══ RECORDS TO PROCESS

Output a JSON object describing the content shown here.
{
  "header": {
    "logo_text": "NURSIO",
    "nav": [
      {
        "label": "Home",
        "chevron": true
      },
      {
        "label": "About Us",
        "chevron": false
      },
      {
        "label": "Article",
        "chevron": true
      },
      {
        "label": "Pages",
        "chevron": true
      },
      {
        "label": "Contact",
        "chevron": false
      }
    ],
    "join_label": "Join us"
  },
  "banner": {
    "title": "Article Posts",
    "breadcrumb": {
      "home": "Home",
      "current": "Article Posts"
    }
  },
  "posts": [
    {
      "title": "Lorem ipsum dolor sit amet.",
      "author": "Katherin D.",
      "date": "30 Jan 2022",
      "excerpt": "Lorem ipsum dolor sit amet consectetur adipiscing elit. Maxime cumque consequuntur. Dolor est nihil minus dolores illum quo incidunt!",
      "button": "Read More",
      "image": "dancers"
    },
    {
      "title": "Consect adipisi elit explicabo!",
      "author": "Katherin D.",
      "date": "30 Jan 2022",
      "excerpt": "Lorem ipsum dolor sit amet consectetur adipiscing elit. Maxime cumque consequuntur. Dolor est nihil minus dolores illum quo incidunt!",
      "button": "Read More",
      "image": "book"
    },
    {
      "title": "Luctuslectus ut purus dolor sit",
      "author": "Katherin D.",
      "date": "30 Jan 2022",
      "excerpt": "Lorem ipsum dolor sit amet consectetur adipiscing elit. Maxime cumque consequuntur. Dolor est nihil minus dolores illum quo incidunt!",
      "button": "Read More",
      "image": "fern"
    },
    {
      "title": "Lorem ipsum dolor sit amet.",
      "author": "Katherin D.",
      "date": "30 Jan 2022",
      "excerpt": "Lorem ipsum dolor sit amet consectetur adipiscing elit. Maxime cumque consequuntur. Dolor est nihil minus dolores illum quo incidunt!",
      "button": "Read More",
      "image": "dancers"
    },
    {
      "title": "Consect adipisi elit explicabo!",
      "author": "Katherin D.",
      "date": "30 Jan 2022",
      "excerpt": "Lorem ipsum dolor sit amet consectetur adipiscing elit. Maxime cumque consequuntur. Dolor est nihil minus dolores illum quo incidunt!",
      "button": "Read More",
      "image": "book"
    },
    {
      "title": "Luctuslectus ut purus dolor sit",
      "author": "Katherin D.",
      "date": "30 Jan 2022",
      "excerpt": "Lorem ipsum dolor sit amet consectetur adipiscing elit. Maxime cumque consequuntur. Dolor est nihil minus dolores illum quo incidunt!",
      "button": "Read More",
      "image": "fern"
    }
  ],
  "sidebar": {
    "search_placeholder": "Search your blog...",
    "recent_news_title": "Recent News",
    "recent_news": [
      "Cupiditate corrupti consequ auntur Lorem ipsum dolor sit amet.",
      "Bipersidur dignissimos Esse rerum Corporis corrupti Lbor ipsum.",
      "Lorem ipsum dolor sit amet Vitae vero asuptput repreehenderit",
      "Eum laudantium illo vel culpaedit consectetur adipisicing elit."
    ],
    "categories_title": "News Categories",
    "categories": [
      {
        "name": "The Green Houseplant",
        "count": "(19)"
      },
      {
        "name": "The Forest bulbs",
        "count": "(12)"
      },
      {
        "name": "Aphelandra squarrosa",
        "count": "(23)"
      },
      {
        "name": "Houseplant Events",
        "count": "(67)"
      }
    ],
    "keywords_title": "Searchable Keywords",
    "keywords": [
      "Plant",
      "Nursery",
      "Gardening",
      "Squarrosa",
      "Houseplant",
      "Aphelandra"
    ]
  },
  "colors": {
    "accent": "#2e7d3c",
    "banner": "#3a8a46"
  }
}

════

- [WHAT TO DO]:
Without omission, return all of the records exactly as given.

- [YOUR SOLUTION]:
Output a JSON object describing the content shown here.
{
  "header": {
    "logo_text": "NURSIO",
    "nav": [
      {
        "label": "Home",
        "chevron": true
      },
      {
        "label": "About Us",
        "chevron": false
      },
      {
        "label": "Article",
        "chevron": true
      },
      {
        "label": "Pages",
        "chevron": true
      },
      {
        "label": "Contact",
        "chevron": false
      }
    ],
    "join_label": "Join us"
  },
  "banner": {
    "title": "Article Posts",
    "breadcrumb": {
      "home": "Home",
      "current": "Article Posts"
    }
  },
  "posts": [
    {
      "title": "Lorem ipsum dolor sit amet.",
      "author": "Katherin D.",
      "date": "30 Jan 2022",
      "excerpt": "Lorem ipsum dolor sit amet consectetur adipiscing elit. Maxime cumque consequuntur. Dolor est nihil minus dolores illum quo incidunt!",
      "button": "Read More",
      "image": "dancers"
    },
    {
      "title": "Consect adipisi elit explicabo!",
      "author": "Katherin D.",
      "date": "30 Jan 2022",
      "excerpt": "Lorem ipsum dolor sit amet consectetur adipiscing elit. Maxime cumque consequuntur. Dolor est nihil minus dolores illum quo incidunt!",
      "button": "Read More",
      "image": "book"
    },
    {
      "title": "Luctuslectus ut purus dolor sit",
      "author": "Katherin D.",
      "date": "30 Jan 2022",
      "excerpt": "Lorem ipsum dolor sit amet consectetur adipiscing elit. Maxime cumque consequuntur. Dolor est nihil minus dolores illum quo incidunt!",
      "button": "Read More",
      "image": "fern"
    },
    {
      "title": "Lorem ipsum dolor sit amet.",
      "author": "Katherin D.",
      "date": "30 Jan 2022",
      "excerpt": "Lorem ipsum dolor sit amet consectetur adipiscing elit. Maxime cumque consequuntur. Dolor est nihil minus dolores illum quo incidunt!",
      "button": "Read More",
      "image": "dancers"
    },
    {
      "title": "Consect adipisi elit explicabo!",
      "author": "Katherin D.",
      "date": "30 Jan 2022",
      "excerpt": "Lorem ipsum dolor sit amet consectetur adipiscing elit. Maxime cumque consequuntur. Dolor est nihil minus dolores illum quo incidunt!",
      "button": "Read More",
      "image": "book"
    },
    {
      "title": "Luctuslectus ut purus dolor sit",
      "author": "Katherin D.",
      "date": "30 Jan 2022",
      "excerpt": "Lorem ipsum dolor sit amet consectetur adipiscing elit. Maxime cumque consequuntur. Dolor est nihil minus dolores illum quo incidunt!",
      "button": "Read More",
      "image": "fern"
    }
  ],
  "sidebar": {
    "search_placeholder": "Search your blog...",
    "recent_news_title": "Recent News",
    "recent_news": [
      "Cupiditate corrupti consequ auntur Lorem ipsum dolor sit amet.",
      "Bipersidur dignissimos Esse rerum Corporis corrupti Lbor ipsum.",
      "Lorem ipsum dolor sit amet Vitae vero asuptput repreehenderit",
      "Eum laudantium illo vel culpaedit consectetur adipisicing elit."
    ],
    "categories_title": "News Categories",
    "categories": [
      {
        "name": "The Green Houseplant",
        "count": "(19)"
      },
      {
        "name": "The Forest bulbs",
        "count": "(12)"
      },
      {
        "name": "Aphelandra squarrosa",
        "count": "(23)"
      },
      {
        "name": "Houseplant Events",
        "count": "(67)"
      }
    ],
    "keywords_title": "Searchable Keywords",
    "keywords": [
      "Plant",
      "Nursery",
      "Gardening",
      "Squarrosa",
      "Houseplant",
      "Aphelandra"
    ]
  },
  "colors": {
    "accent": "#2e7d3c",
    "banner": "#3a8a46"
  }
}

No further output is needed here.